>>>

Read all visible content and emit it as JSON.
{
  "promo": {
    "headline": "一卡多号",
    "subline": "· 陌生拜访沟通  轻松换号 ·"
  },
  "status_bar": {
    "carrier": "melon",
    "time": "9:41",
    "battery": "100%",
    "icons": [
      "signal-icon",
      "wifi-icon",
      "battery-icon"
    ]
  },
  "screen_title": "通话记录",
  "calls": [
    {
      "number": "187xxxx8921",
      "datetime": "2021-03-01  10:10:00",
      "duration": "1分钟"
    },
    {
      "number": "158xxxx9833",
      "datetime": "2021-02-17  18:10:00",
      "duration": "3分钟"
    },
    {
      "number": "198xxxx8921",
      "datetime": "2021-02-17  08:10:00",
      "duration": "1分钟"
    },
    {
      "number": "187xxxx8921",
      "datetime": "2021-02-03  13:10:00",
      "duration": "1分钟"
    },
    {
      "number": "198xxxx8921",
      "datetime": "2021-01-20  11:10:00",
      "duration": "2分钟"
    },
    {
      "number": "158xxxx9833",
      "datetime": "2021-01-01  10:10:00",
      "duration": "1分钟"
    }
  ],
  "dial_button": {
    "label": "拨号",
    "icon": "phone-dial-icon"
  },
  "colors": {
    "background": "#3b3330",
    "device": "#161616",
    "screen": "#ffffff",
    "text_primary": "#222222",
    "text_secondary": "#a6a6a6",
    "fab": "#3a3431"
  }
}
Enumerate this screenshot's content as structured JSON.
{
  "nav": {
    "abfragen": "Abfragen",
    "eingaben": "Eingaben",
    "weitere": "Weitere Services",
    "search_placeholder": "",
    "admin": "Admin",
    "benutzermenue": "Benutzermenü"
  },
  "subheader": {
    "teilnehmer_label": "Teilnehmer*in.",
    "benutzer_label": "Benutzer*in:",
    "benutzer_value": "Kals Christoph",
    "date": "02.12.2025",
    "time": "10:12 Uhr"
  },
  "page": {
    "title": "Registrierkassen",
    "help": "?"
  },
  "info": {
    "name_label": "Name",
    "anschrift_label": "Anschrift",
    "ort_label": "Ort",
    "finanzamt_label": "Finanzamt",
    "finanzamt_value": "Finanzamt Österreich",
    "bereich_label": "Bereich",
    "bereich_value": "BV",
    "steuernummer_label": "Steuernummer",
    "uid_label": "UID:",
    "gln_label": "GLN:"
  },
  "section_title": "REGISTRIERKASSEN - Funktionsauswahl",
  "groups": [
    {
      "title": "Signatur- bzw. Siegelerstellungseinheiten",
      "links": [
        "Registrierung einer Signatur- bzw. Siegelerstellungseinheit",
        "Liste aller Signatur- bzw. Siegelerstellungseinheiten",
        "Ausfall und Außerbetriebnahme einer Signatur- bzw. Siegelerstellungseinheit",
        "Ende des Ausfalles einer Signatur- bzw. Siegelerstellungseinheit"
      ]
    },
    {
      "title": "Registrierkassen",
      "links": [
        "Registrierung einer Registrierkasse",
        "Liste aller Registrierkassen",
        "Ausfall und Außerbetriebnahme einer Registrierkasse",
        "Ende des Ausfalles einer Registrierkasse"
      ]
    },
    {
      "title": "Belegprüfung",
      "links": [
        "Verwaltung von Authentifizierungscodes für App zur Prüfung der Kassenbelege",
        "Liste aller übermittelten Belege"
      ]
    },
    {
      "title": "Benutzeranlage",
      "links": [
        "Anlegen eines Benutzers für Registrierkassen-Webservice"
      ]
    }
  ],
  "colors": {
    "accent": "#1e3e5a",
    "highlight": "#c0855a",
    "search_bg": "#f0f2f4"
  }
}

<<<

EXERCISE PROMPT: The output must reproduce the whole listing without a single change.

ANSWER FOR THE TASK:
Read all visible content and emit it as JSON.
{
  "promo": {
    "headline": "一卡多号",
    "subline": "· 陌生拜访沟通  轻松换号 ·"
  },
  "status_bar": {
    "carrier": "melon",
    "time": "9:41",
    "battery": "100%",
    "icons": [
      "signal-icon",
      "wifi-icon",
      "battery-icon"
    ]
  },
  "screen_title": "通话记录",
  "calls": [
    {
      "number": "187xxxx8921",
      "datetime": "2021-03-01  10:10:00",
      "duration": "1分钟"
    },
    {
      "number": "158xxxx9833",
      "datetime": "2021-02-17  18:10:00",
      "duration": "3分钟"
    },
    {
      "number": "198xxxx8921",
      "datetime": "2021-02-17  08:10:00",
      "duration": "1分钟"
    },
    {
      "number": "187xxxx8921",
      "datetime": "2021-02-03  13:10:00",
      "duration": "1分钟"
    },
    {
      "number": "198xxxx8921",
      "datetime": "2021-01-20  11:10:00",
      "duration": "2分钟"
    },
    {
      "number": "158xxxx9833",
      "datetime": "2021-01-01  10:10:00",
      "duration": "1分钟"
    }
  ],
  "dial_button": {
    "label": "拨号",
    "icon": "phone-dial-icon"
  },
  "colors": {
    "background": "#3b3330",
    "device": "#161616",
    "screen": "#ffffff",
    "text_primary": "#222222",
    "text_secondary": "#a6a6a6",
    "fab": "#3a3431"
  }
}
Enumerate this screenshot's content as structured JSON.
{
  "nav": {
    "abfragen": "Abfragen",
    "eingaben": "Eingaben",
    "weitere": "Weitere Services",
    "search_placeholder": "",
    "admin": "Admin",
    "benutzermenue": "Benutzermenü"
  },
  "subheader": {
    "teilnehmer_label": "Teilnehmer*in.",
    "benutzer_label": "Benutzer*in:",
    "benutzer_value": "Kals Christoph",
    "date": "02.12.2025",
    "time": "10:12 Uhr"
  },
  "page": {
    "title": "Registrierkassen",
    "help": "?"
  },
  "info": {
    "name_label": "Name",
    "anschrift_label": "Anschrift",
    "ort_label": "Ort",
    "finanzamt_label": "Finanzamt",
    "finanzamt_value": "Finanzamt Österreich",
    "bereich_label": "Bereich",
    "bereich_value": "BV",
    "steuernummer_label": "Steuernummer",
    "uid_label": "UID:",
    "gln_label": "GLN:"
  },
  "section_title": "REGISTRIERKASSEN - Funktionsauswahl",
  "groups": [
    {
      "title": "Signatur- bzw. Siegelerstellungseinheiten",
      "links": [
        "Registrierung einer Signatur- bzw. Siegelerstellungseinheit",
        "Liste aller Signatur- bzw. Siegelerstellungseinheiten",
        "Ausfall und Außerbetriebnahme einer Signatur- bzw. Siegelerstellungseinheit",
        "Ende des Ausfalles einer Signatur- bzw. Siegelerstellungseinheit"
      ]
    },
    {
      "title": "Registrierkassen",
      "links": [
        "Registrierung einer Registrierkasse",
        "Liste aller Registrierkassen",
        "Ausfall und Außerbetriebnahme einer Registrierkasse",
        "Ende des Ausfalles einer Registrierkasse"
      ]
    },
    {
      "title": "Belegprüfung",
      "links": [
        "Verwaltung von Authentifizierungscodes für App zur Prüfung der Kassenbelege",
        "Liste aller übermittelten Belege"
      ]
    },
    {
      "title": "Benutzeranlage",
      "links": [
        "Anlegen eines Benutzers für Registrierkassen-Webservice"
      ]
    }
  ],
  "colors": {
    "accent": "#1e3e5a",
    "highlight": "#c0855a",
    "search_bg": "#f0f2f4"
  }
}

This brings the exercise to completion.